Than Shwe and the Cash Register
Prior to the first session of Burma's new Parliament, junta chief and Senior-General Than Shwe signed a law that gives the commander-in-chief of the military – who is currently Than Shwe himself – the absolute authority to use unlimited "Special Funds" in performing his duties of protecting the Constitution and preserving national sovereignty.
According to the two-page Special Fund Law leaked to The Irrawaddy, "The Tatmadaw [armed forces] commander-in-chief has the authority to use Special Funding in the local currency or foreign currency while providing for the non-disintegration of the Union; the non- disintegration of national solidarity; and the perpetuation of national sovereignty."
"Special Fund means the budget for special needs to safeguard the Constitution and protect the country from external and internal threats," the law says. "The Law must be called the Special Fund Law related to the use of budgets which are necessary for the perpetuation of national sovereignty."
The law, dated Jan. 17, was distributed confidentially among government officials on Feb. 11. It gives the military chief absolute power and discretion in the use of unlimited "special funds" that are not included in the country's defense budget.
"For the spending of the Special Funding, no person or organization can question, propose and audit," the law says.
The only requirement is that the military chief report about "the Special Funding to the President of the Republic of the Union of Myanmar [Burma] at the end of the fiscal year," which is March 31.
Quoting official information distributed to members of the Burmese government, The Associated Press reported Tuesday that 1.8 trillion kyat (US$2 billion), or 23.6 percent of Burma's budget this year, will go to defense. The health sector, meanwhile, will get 99.5 billion kyat ($110 million), or 1.3 percent.
The funds used by the commander-in-chief under the Special Funds Law will be over and above those allocated to the military in the defense budget.

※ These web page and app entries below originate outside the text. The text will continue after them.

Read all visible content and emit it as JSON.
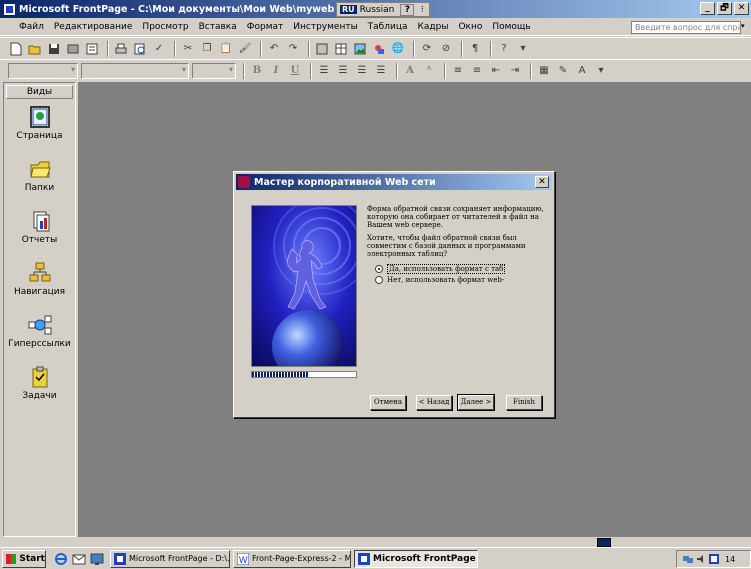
{
  "window": {
    "title": "Microsoft FrontPage - C:\\Мои документы\\Мои Web\\myweb",
    "controls": [
      "_",
      "🗗",
      "✕"
    ]
  },
  "language_bar": {
    "code": "RU",
    "name": "Russian",
    "help": "?",
    "options": "⁝"
  },
  "menu": {
    "items": [
      "Файл",
      "Редактирование",
      "Просмотр",
      "Вставка",
      "Формат",
      "Инструменты",
      "Таблица",
      "Кадры",
      "Окно",
      "Помощь"
    ],
    "help_placeholder": "Введите вопрос для спра"
  },
  "toolbar_format": {
    "bold": "B",
    "italic": "I",
    "underline": "U"
  },
  "views_bar": {
    "header": "Виды",
    "items": [
      {
        "label": "Страница",
        "icon": "page-icon"
      },
      {
        "label": "Папки",
        "icon": "folder-icon"
      },
      {
        "label": "Отчеты",
        "icon": "reports-icon"
      },
      {
        "label": "Навигация",
        "icon": "navigation-icon"
      },
      {
        "label": "Гиперссылки",
        "icon": "hyperlinks-icon"
      },
      {
        "label": "Задачи",
        "icon": "tasks-icon"
      }
    ]
  },
  "dialog": {
    "title": "Мастер корпоративной Web сети",
    "close": "✕",
    "paragraph1": "Форма обратной связи сохраняет информацию, которую она собирает от читателей в файл на Вашем web сервере.",
    "paragraph2": "Хотите, чтобы файл обратной связи был совместим с базой данных и программами электронных таблиц?",
    "radio_options": [
      {
        "label": "Да, использовать формат с таб",
        "selected": true
      },
      {
        "label": "Нет, использовать формат web-",
        "selected": false
      }
    ],
    "progress": 0.55,
    "buttons": {
      "cancel": "Отмена",
      "back": "< Назад",
      "next": "Далее >",
      "finish": "Finish"
    }
  },
  "taskbar": {
    "start": "Start",
    "tasks": [
      {
        "label": "Microsoft FrontPage - D:\\...",
        "active": false
      },
      {
        "label": "Front-Page-Express-2 - Mic...",
        "active": false
      },
      {
        "label": "Microsoft FrontPage -...",
        "active": true
      }
    ],
    "clock": "14"
  },
  "colors": {
    "titlebar_start": "#0a246a",
    "titlebar_end": "#a6caf0",
    "face": "#d4d0c8",
    "workspace": "#808080"
  }
}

In addition, the 2011-12 budget allocated 20 billion kyat (US$22 million) to the office of the State Peace and Development Council (SPDC), the name of the junta's ruling council, which led observers to question whether the SPDC would be abolished when the new government was formed as the new Constitution seems to require.
Meanwhile, the first sessions of Burma's Hluttaw (Parliament), which is dominated by appointed military officers and representatives of the junta-backed Union Solidarity and Development Party (USDP), have been ongoing in Naypyidaw.

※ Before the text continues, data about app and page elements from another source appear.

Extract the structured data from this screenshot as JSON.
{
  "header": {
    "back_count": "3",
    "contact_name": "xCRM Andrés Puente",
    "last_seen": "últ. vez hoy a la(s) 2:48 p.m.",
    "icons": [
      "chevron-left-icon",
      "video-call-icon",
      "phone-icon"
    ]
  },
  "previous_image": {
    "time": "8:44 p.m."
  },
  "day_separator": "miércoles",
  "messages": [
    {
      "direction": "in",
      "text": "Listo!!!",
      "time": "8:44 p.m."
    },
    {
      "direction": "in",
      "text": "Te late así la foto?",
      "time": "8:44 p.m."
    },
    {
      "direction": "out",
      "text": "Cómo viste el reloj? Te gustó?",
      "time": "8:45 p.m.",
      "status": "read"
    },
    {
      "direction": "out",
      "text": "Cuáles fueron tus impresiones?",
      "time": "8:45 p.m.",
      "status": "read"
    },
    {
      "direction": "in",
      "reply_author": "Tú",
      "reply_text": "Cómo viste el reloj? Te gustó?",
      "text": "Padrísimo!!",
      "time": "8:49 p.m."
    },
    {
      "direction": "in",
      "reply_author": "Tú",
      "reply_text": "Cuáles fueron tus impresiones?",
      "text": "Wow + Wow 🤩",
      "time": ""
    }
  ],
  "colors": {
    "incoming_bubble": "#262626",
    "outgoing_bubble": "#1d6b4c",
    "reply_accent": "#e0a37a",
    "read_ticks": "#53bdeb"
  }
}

This week, Pyithu Hluttaw (Lower House) and Amyotha Hluttaw (Upper House) meetings were held separately. They each lasted about one hour, which was longer than the previous meetings of the Pyidaungsu Hluttaw (the Union Parliament of both houses), which in some cases lasted only a few minutes.
The bill committees and the public account committees were formed for both houses of Parliament, but many MPs complained that they were just sitting and listening during meetings.
"Under the tightened security, even USDP members felt like people under house arrest," said a USDP MP from Mandalay.
This reprinted from The Irrawaddy, with which Asia Sentinel has a content-sharing agreement